    I think he made his reputation, and then once he had a big staff of talented designers, tended to leave the real work to them.
    His GG-1 Electric Locomotive is a masterful iconic example of streamlining, but the streamlined steam locomotive he did at roughly the same time is a misshapen excrescense. The Avanit was so beautiful people are still producing hand-built versions of it. But Loewy designed a personal one-off sportscar for himself, and its an ugly laughable agglomeration of styling gimmicks and cliches that makes you wish you’d looked at a Solar Eclipse instead.

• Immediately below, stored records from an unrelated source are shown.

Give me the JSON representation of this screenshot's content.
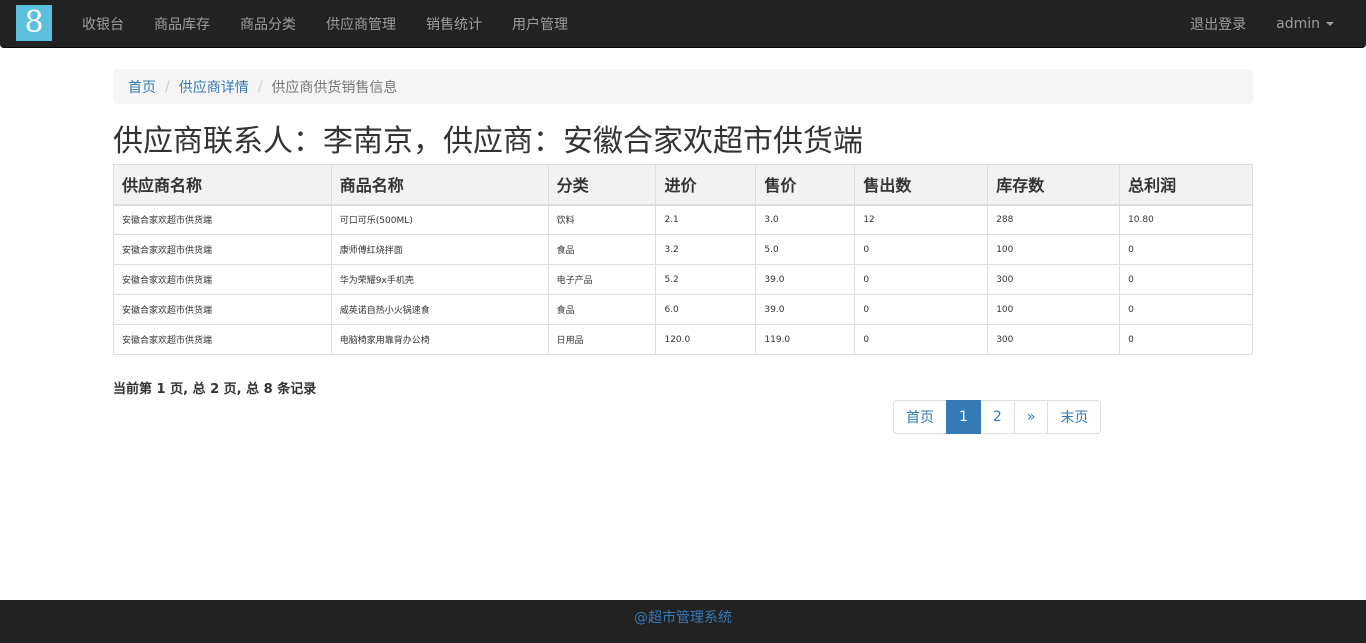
{
  "navbar": {
    "brand": "8",
    "items": [
      "收银台",
      "商品库存",
      "商品分类",
      "供应商管理",
      "销售统计",
      "用户管理"
    ],
    "logout": "退出登录",
    "user": "admin"
  },
  "breadcrumb": [
    "首页",
    "供应商详情",
    "供应商供货销售信息"
  ],
  "title": "供应商联系人：李南京，供应商：安徽合家欢超市供货端",
  "table": {
    "headers": [
      "供应商名称",
      "商品名称",
      "分类",
      "进价",
      "售价",
      "售出数",
      "库存数",
      "总利润"
    ],
    "rows": [
      [
        "安徽合家欢超市供货端",
        "可口可乐(500ML)",
        "饮料",
        "2.1",
        "3.0",
        "12",
        "288",
        "10.80"
      ],
      [
        "安徽合家欢超市供货端",
        "康师傅红烧拌面",
        "食品",
        "3.2",
        "5.0",
        "0",
        "100",
        "0"
      ],
      [
        "安徽合家欢超市供货端",
        "华为荣耀9x手机壳",
        "电子产品",
        "5.2",
        "39.0",
        "0",
        "300",
        "0"
      ],
      [
        "安徽合家欢超市供货端",
        "威英诺自热小火锅速食",
        "食品",
        "6.0",
        "39.0",
        "0",
        "100",
        "0"
      ],
      [
        "安徽合家欢超市供货端",
        "电脑椅家用靠背办公椅",
        "日用品",
        "120.0",
        "119.0",
        "0",
        "300",
        "0"
      ]
    ]
  },
  "pager": {
    "info": "当前第 1 页, 总 2 页, 总 8 条记录",
    "first": "首页",
    "pages": [
      "1",
      "2"
    ],
    "next": "»",
    "last": "末页"
  },
  "footer": "@超市管理系统"
}
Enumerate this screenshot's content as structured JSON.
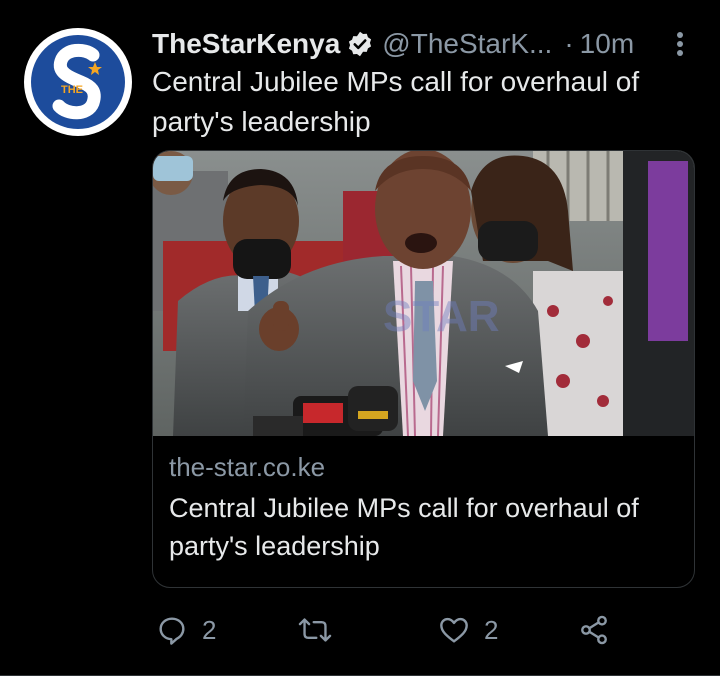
{
  "tweet": {
    "display_name": "TheStarKenya",
    "handle": "@TheStarK...",
    "separator": "·",
    "time": "10m",
    "text": "Central Jubilee MPs call for overhaul of party's leadership",
    "avatar_icon": "the-star-logo",
    "verified_icon": "verified-badge-icon",
    "colors": {
      "background": "#000000",
      "primary_text": "#e7e9ea",
      "secondary_text": "#8b98a5",
      "avatar_blue": "#1d4c9c"
    }
  },
  "card": {
    "image_alt": "MPs addressing the press",
    "domain": "the-star.co.ke",
    "title": "Central Jubilee MPs call for overhaul of party's leadership"
  },
  "actions": {
    "reply": {
      "icon": "reply-icon",
      "count": "2"
    },
    "retweet": {
      "icon": "retweet-icon",
      "count": ""
    },
    "like": {
      "icon": "heart-icon",
      "count": "2"
    },
    "share": {
      "icon": "share-icon"
    }
  }
}
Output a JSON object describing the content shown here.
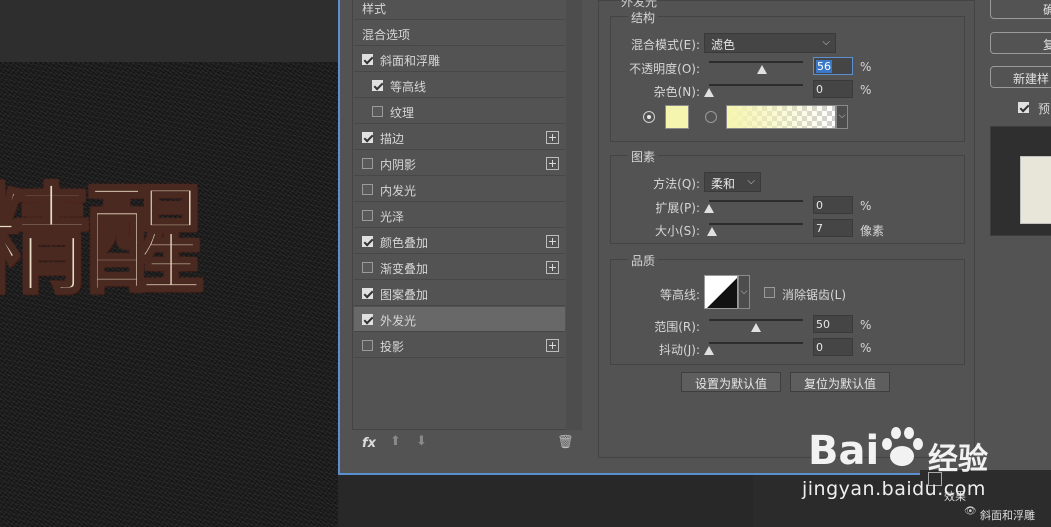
{
  "canvas": {
    "art_text": "精醒"
  },
  "style_list": {
    "items": [
      {
        "label": "样式",
        "checkbox": null,
        "plus": false,
        "indent": 0
      },
      {
        "label": "混合选项",
        "checkbox": null,
        "plus": false,
        "indent": 0
      },
      {
        "label": "斜面和浮雕",
        "checkbox": true,
        "plus": false,
        "indent": 0
      },
      {
        "label": "等高线",
        "checkbox": true,
        "plus": false,
        "indent": 1
      },
      {
        "label": "纹理",
        "checkbox": false,
        "plus": false,
        "indent": 1
      },
      {
        "label": "描边",
        "checkbox": true,
        "plus": true,
        "indent": 0
      },
      {
        "label": "内阴影",
        "checkbox": false,
        "plus": true,
        "indent": 0
      },
      {
        "label": "内发光",
        "checkbox": false,
        "plus": false,
        "indent": 0
      },
      {
        "label": "光泽",
        "checkbox": false,
        "plus": false,
        "indent": 0
      },
      {
        "label": "颜色叠加",
        "checkbox": true,
        "plus": true,
        "indent": 0
      },
      {
        "label": "渐变叠加",
        "checkbox": false,
        "plus": true,
        "indent": 0
      },
      {
        "label": "图案叠加",
        "checkbox": true,
        "plus": false,
        "indent": 0
      },
      {
        "label": "外发光",
        "checkbox": true,
        "plus": false,
        "indent": 0,
        "selected": true
      },
      {
        "label": "投影",
        "checkbox": false,
        "plus": true,
        "indent": 0
      }
    ],
    "footer": {
      "fx": "fx"
    }
  },
  "outer_glow": {
    "panel_title": "外发光",
    "structure": {
      "title": "结构",
      "blend_mode_label": "混合模式(E):",
      "blend_mode_value": "滤色",
      "opacity_label": "不透明度(O):",
      "opacity_value": "56",
      "opacity_pct": 56,
      "noise_label": "杂色(N):",
      "noise_value": "0",
      "noise_pct": 0,
      "unit": "%",
      "glow_color": "#f6f5b0"
    },
    "elements": {
      "title": "图素",
      "method_label": "方法(Q):",
      "method_value": "柔和",
      "spread_label": "扩展(P):",
      "spread_value": "0",
      "spread_pct": 0,
      "size_label": "大小(S):",
      "size_value": "7",
      "size_unit": "像素",
      "size_pct": 3.5
    },
    "quality": {
      "title": "品质",
      "contour_label": "等高线:",
      "antialias_label": "消除锯齿(L)",
      "range_label": "范围(R):",
      "range_value": "50",
      "range_pct": 50,
      "jitter_label": "抖动(J):",
      "jitter_value": "0",
      "jitter_pct": 0
    },
    "buttons": {
      "make_default": "设置为默认值",
      "reset_default": "复位为默认值"
    }
  },
  "right_buttons": {
    "ok": "确",
    "reset": "复",
    "new_style": "新建样",
    "preview": "预"
  },
  "layers": {
    "effects_label": "效果",
    "bevel_label": "斜面和浮雕"
  },
  "watermark": {
    "brand": "Bai",
    "brand_cn": "经验",
    "url": "jingyan.baidu.com"
  },
  "colors": {
    "accent": "#5a8fd0",
    "panel": "#535353"
  }
}
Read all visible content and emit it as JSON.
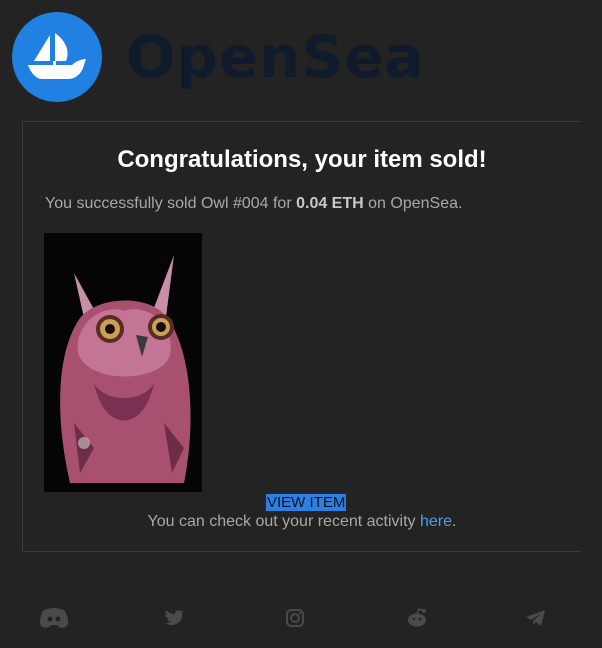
{
  "brand": {
    "name": "OpenSea",
    "color": "#2081e2"
  },
  "email": {
    "title": "Congratulations, your item sold!",
    "sold_prefix": "You successfully sold Owl #004 for ",
    "price": "0.04 ETH",
    "sold_suffix": " on OpenSea.",
    "view_item": "VIEW ITEM",
    "activity_prefix": "You can check out your recent activity ",
    "activity_link": "here",
    "activity_suffix": "."
  },
  "social_icons": [
    "discord-icon",
    "twitter-icon",
    "instagram-icon",
    "reddit-icon",
    "telegram-icon"
  ]
}
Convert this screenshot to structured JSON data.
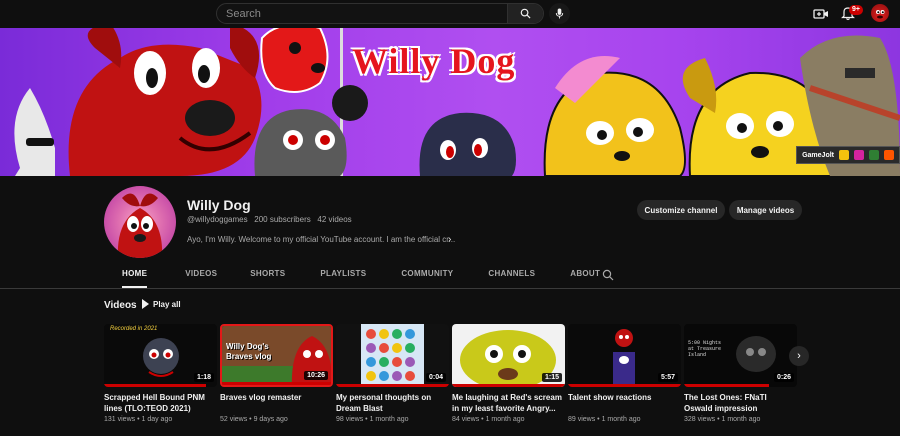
{
  "topbar": {
    "search_placeholder": "Search",
    "notification_count": "9+"
  },
  "banner": {
    "title": "Willy Dog",
    "social_label": "GameJolt"
  },
  "channel": {
    "name": "Willy Dog",
    "handle": "@willydoggames",
    "subscribers": "200 subscribers",
    "videos": "42 videos",
    "description": "Ayo, I'm Willy. Welcome to my official YouTube account. I am the official cr...",
    "customize_label": "Customize channel",
    "manage_label": "Manage videos"
  },
  "tabs": [
    "HOME",
    "VIDEOS",
    "SHORTS",
    "PLAYLISTS",
    "COMMUNITY",
    "CHANNELS",
    "ABOUT"
  ],
  "section": {
    "title": "Videos",
    "play_all": "Play all"
  },
  "videos": [
    {
      "title": "Scrapped Hell Bound PNM lines (TLO:TEOD 2021)",
      "views": "131 views",
      "age": "1 day ago",
      "duration": "1:18",
      "thumb_label": "Recorded in 2021",
      "progress": 0.9
    },
    {
      "title": "Braves vlog remaster",
      "views": "52 views",
      "age": "9 days ago",
      "duration": "10:26",
      "thumb_label": "Willy Dog's Braves vlog",
      "progress": 1.0
    },
    {
      "title": "My personal thoughts on Dream Blast",
      "views": "98 views",
      "age": "1 month ago",
      "duration": "0:04",
      "thumb_label": "",
      "progress": 1.0
    },
    {
      "title": "Me laughing at Red's scream in my least favorite Angry...",
      "views": "84 views",
      "age": "1 month ago",
      "duration": "1:15",
      "thumb_label": "",
      "progress": 1.0
    },
    {
      "title": "Talent show reactions",
      "views": "89 views",
      "age": "1 month ago",
      "duration": "5:57",
      "thumb_label": "",
      "progress": 1.0
    },
    {
      "title": "The Lost Ones: FNaTI Oswald impression",
      "views": "328 views",
      "age": "1 month ago",
      "duration": "0:26",
      "thumb_label": "5:00 Nights at Treasure Island",
      "progress": 0.75
    }
  ],
  "colors": {
    "background": "#0f0f0f",
    "accent_red": "#cc0000",
    "banner_purple": "#a13dea"
  }
}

My guess is the best of the later work was that of his staff, and his personal designs were by then hackneyed.
    Like many designers, Loewy had in mind a purity of form that didnt take into account the realities of how the design would actually have to operate, and the Slants had to have safety appliances and other hardware appended to them, which mussed up the original design purity.
    The the R-40s & R42s were also merely stainless steel sheathed, rather than 100% solid stainless, like cars from Budd. Thats why theyve looked so ratty for so long.
    Still, sorry to see ‘em go. Every time I saw one, even one down on its luck, it was a little like seeing a GG-1 or Avanti go by…..

  8. Hank Raudenbush says:

    A friend of mine talked to the designer at the Loewy firm who did this design. The designer explained that it had not been made clear to him that the end had to also be a middle. You can style an end pretty freely when it doesn’t have to be a middle. Styling an end that also works as a middle is harder. I’ll nominate the BMT Bluebird as a good example, although it doesn’t provide the between car barrier (pantograph gates). PATH cars aren’t bad, either.

    Note to Kid Twist: Wait a while, it gets more so. I was working for the TA when R-27′s were being delivered; then wrote the spec for LIRR M-`1′s, which are also history. When I worked on R-62 spec (after R-44/46), TA people wanted to “go back to a good old standard car”; I was thinking of rivet heads and bare bulbs (R1-9, B, Lo-V) but what they meant was R-33. That was the first time it hit me.

  9. Anthony says:

    just out of curiosity… is there any page out there that breaks down the allocation of how many of which subway cards are currently in service on which lines?

Leave a Reply

XHTML: You can use these tags: <a href="" title=""> <abbr title=""> <acronym title=""> <b> <blockquote cite=""> <cite> <code> <del datetime=""> <em> <i> <q cite=""> <strike> <strong>